%%

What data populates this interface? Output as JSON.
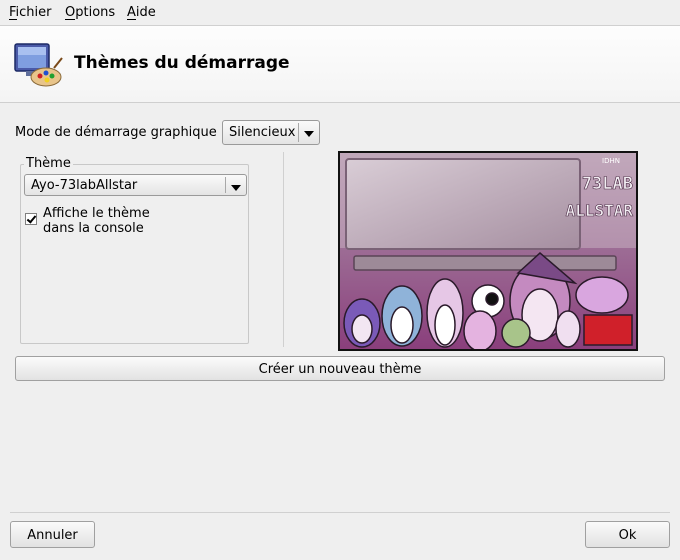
{
  "menu": {
    "items": [
      {
        "label": "Fichier"
      },
      {
        "label": "Options"
      },
      {
        "label": "Aide"
      }
    ]
  },
  "header": {
    "title": "Thèmes du démarrage",
    "icon": "monitor-palette-icon"
  },
  "boot_mode": {
    "label": "Mode de démarrage graphique :",
    "selected": "Silencieux"
  },
  "theme_group": {
    "title": "Thème",
    "selected_theme": "Ayo-73labAllstar",
    "checkbox_label_line1": "Affiche le thème",
    "checkbox_label_line2": "dans la console",
    "checkbox_checked": true
  },
  "preview": {
    "brand_small": "IDHN",
    "brand_line1": "73LAB",
    "brand_line2": "ALLSTAR"
  },
  "buttons": {
    "create_theme": "Créer un nouveau thème",
    "cancel": "Annuler",
    "ok": "Ok"
  },
  "colors": {
    "background": "#efefef",
    "preview_purple": "#9a4a86"
  }
}
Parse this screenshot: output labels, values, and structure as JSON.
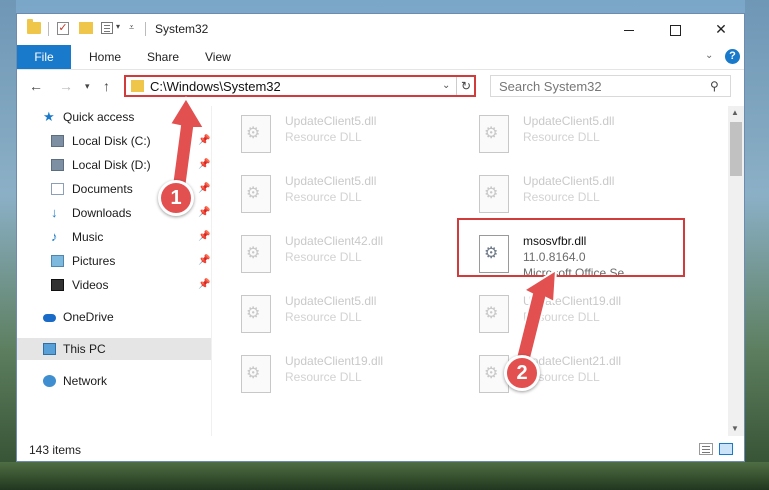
{
  "window": {
    "title": "System32",
    "controls": {
      "minimize": "",
      "maximize": "",
      "close": "✕"
    }
  },
  "ribbon": {
    "file": "File",
    "tabs": [
      "Home",
      "Share",
      "View"
    ],
    "help": "?"
  },
  "address_bar": {
    "path": "C:\\Windows\\System32",
    "search_placeholder": "Search System32"
  },
  "sidebar": {
    "items": [
      {
        "label": "Quick access",
        "icon": "star-icon",
        "pinned": false
      },
      {
        "label": "Local Disk (C:)",
        "icon": "drive-icon",
        "pinned": true
      },
      {
        "label": "Local Disk (D:)",
        "icon": "drive-icon",
        "pinned": true
      },
      {
        "label": "Documents",
        "icon": "documents-icon",
        "pinned": true
      },
      {
        "label": "Downloads",
        "icon": "download-icon",
        "pinned": true
      },
      {
        "label": "Music",
        "icon": "music-icon",
        "pinned": true
      },
      {
        "label": "Pictures",
        "icon": "pictures-icon",
        "pinned": true
      },
      {
        "label": "Videos",
        "icon": "videos-icon",
        "pinned": true
      },
      {
        "label": "OneDrive",
        "icon": "cloud-icon",
        "pinned": false
      },
      {
        "label": "This PC",
        "icon": "computer-icon",
        "pinned": false,
        "selected": true
      },
      {
        "label": "Network",
        "icon": "network-icon",
        "pinned": false
      }
    ]
  },
  "files": [
    {
      "name": "UpdateClient5.dll",
      "desc": "Resource DLL"
    },
    {
      "name": "UpdateClient5.dll",
      "desc": "Resource DLL"
    },
    {
      "name": "UpdateClient5.dll",
      "desc": "Resource DLL"
    },
    {
      "name": "UpdateClient5.dll",
      "desc": "Resource DLL"
    },
    {
      "name": "UpdateClient42.dll",
      "desc": "Resource DLL"
    },
    {
      "name": "msosvfbr.dll",
      "version": "11.0.8164.0",
      "desc": "Microsoft Office Se...",
      "active": true
    },
    {
      "name": "UpdateClient5.dll",
      "desc": "Resource DLL"
    },
    {
      "name": "UpdateClient19.dll",
      "desc": "Resource DLL"
    },
    {
      "name": "UpdateClient19.dll",
      "desc": "Resource DLL"
    },
    {
      "name": "UpdateClient21.dll",
      "desc": "Resource DLL"
    }
  ],
  "status": {
    "item_count": "143 items"
  },
  "annotations": {
    "step1": "1",
    "step2": "2",
    "color": "#e25050"
  }
}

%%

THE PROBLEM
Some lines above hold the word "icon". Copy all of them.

EXERCISE SOLUTION
    "icon": "monitor-palette-icon"
        "icon": "star-icon",
        "icon": "drive-icon",
        "icon": "drive-icon",
        "icon": "documents-icon",
        "icon": "download-icon",
        "icon": "music-icon",
        "icon": "pictures-icon",
        "icon": "videos-icon",
        "icon": "cloud-icon",
        "icon": "computer-icon",
        "icon": "network-icon",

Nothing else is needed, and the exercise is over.